* Task to carry out
Each line of the listing below that includes "handle" should be reported.
- - - -
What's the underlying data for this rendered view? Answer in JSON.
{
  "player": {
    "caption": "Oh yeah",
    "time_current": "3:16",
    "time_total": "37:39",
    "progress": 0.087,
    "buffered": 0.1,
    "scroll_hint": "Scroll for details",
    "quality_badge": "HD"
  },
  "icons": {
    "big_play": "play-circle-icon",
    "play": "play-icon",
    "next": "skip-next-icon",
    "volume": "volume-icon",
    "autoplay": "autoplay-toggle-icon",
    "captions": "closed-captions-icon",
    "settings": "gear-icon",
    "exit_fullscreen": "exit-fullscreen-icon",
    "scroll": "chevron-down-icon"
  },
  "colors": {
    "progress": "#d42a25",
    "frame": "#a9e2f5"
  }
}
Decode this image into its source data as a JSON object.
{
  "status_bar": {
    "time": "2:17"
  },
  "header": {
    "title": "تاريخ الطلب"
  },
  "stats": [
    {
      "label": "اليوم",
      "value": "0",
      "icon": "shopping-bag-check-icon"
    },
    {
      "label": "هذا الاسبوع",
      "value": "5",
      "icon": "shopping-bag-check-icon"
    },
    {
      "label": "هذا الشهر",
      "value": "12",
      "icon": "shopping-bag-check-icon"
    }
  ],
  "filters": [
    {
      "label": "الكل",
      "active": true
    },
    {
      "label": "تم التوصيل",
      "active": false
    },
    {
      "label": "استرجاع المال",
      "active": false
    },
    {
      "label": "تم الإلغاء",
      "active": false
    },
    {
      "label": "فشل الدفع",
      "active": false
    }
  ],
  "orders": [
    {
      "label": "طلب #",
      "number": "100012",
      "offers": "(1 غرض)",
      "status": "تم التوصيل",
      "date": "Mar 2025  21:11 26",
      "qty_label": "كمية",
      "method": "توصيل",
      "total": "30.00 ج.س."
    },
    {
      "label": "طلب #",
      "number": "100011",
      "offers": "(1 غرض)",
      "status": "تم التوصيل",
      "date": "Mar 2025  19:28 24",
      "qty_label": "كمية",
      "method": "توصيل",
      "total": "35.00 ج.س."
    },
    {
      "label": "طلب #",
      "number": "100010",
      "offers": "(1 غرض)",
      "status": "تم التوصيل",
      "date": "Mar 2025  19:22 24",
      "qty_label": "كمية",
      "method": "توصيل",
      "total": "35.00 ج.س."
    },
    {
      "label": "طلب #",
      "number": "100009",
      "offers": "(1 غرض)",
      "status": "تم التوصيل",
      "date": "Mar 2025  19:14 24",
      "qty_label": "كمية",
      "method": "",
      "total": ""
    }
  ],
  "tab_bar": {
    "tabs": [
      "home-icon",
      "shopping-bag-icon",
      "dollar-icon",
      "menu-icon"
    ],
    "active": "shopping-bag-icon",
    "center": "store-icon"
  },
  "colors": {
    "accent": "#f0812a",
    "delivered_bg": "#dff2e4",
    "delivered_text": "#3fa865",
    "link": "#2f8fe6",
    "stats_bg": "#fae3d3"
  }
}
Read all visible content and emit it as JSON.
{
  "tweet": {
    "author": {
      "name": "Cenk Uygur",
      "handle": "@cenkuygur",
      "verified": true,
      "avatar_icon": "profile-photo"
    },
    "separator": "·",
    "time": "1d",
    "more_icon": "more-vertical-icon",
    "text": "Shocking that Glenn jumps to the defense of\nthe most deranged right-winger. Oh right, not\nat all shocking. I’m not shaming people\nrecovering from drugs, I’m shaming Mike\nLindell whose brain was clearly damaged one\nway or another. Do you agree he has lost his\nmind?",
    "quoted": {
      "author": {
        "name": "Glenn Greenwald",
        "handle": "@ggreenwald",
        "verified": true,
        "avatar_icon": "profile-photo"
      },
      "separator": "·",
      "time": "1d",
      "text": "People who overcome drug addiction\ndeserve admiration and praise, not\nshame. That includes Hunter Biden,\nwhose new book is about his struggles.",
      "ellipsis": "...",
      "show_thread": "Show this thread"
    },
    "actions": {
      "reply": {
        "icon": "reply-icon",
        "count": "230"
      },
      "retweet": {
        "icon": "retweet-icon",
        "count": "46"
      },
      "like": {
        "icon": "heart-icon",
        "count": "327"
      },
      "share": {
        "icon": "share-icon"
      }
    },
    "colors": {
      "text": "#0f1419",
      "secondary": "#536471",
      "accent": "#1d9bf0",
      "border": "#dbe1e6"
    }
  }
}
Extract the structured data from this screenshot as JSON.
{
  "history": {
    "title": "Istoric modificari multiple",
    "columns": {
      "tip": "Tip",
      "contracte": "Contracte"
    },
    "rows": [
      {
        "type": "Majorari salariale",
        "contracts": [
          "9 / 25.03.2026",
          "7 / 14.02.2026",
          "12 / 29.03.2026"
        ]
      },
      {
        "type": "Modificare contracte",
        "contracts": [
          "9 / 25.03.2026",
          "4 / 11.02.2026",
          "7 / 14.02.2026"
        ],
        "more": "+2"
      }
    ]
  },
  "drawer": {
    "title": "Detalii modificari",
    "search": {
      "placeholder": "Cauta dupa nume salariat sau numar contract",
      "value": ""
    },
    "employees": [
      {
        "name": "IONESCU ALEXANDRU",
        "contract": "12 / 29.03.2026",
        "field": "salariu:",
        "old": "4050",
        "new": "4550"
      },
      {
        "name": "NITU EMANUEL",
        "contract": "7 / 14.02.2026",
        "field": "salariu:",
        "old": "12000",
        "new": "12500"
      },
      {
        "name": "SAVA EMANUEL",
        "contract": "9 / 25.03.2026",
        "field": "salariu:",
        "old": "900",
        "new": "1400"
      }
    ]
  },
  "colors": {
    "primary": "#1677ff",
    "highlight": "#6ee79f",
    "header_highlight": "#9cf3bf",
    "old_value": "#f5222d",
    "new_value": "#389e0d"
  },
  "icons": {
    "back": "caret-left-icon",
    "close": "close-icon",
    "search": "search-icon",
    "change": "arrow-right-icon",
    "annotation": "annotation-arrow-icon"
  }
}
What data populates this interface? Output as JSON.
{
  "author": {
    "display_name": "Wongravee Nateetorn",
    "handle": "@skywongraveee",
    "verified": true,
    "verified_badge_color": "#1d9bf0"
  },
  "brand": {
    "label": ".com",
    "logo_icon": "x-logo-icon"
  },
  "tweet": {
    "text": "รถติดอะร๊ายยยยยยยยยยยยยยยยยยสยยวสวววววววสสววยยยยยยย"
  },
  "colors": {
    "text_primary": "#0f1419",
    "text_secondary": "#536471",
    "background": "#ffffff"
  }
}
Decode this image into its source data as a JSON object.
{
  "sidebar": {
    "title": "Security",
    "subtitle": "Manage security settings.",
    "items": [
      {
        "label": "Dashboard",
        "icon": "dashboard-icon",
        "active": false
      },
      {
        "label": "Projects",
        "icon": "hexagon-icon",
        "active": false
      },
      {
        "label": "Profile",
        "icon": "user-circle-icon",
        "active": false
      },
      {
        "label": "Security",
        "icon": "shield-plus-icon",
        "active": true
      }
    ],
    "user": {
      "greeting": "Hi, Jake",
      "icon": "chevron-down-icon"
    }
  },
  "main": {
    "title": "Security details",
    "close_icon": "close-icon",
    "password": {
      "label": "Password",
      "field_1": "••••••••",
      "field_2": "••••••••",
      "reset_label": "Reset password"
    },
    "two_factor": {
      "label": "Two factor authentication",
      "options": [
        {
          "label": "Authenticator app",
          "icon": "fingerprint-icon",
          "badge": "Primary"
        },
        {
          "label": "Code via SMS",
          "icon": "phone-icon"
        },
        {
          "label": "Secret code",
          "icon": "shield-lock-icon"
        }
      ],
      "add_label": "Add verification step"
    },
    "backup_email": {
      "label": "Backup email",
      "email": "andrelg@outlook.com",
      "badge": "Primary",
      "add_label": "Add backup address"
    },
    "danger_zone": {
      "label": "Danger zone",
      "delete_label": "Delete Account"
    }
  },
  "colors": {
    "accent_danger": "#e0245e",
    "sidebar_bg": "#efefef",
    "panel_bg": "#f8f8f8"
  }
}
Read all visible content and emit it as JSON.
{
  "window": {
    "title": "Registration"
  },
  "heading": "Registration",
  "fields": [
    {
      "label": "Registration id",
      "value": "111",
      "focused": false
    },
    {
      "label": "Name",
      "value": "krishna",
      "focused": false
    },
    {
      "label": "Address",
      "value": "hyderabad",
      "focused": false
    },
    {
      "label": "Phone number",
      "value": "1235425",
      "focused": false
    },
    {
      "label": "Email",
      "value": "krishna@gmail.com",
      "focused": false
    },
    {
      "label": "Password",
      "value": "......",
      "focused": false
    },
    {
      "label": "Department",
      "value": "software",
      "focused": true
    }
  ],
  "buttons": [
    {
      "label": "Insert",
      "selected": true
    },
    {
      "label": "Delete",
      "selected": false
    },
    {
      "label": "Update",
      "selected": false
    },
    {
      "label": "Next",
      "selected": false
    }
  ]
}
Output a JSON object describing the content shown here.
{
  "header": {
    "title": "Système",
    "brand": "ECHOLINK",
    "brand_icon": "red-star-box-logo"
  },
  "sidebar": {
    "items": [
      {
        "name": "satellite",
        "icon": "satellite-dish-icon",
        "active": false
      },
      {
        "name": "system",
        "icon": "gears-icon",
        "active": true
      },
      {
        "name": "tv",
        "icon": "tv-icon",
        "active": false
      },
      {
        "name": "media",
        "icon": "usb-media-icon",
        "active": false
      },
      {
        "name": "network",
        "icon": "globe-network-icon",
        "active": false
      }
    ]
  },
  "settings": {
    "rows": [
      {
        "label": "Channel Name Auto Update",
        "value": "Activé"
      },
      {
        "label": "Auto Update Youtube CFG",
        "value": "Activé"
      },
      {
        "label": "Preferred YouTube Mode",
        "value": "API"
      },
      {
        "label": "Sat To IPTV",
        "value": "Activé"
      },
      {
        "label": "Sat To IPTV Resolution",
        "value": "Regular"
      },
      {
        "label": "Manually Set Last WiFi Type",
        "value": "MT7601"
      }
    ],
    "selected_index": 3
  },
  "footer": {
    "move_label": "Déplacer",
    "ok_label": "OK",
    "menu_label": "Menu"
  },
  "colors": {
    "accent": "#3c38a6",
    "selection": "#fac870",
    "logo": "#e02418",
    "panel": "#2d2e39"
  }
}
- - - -
* Written answer
      "handle": "@cenkuygur",
        "handle": "@ggreenwald",
    "handle": "@skywongraveee",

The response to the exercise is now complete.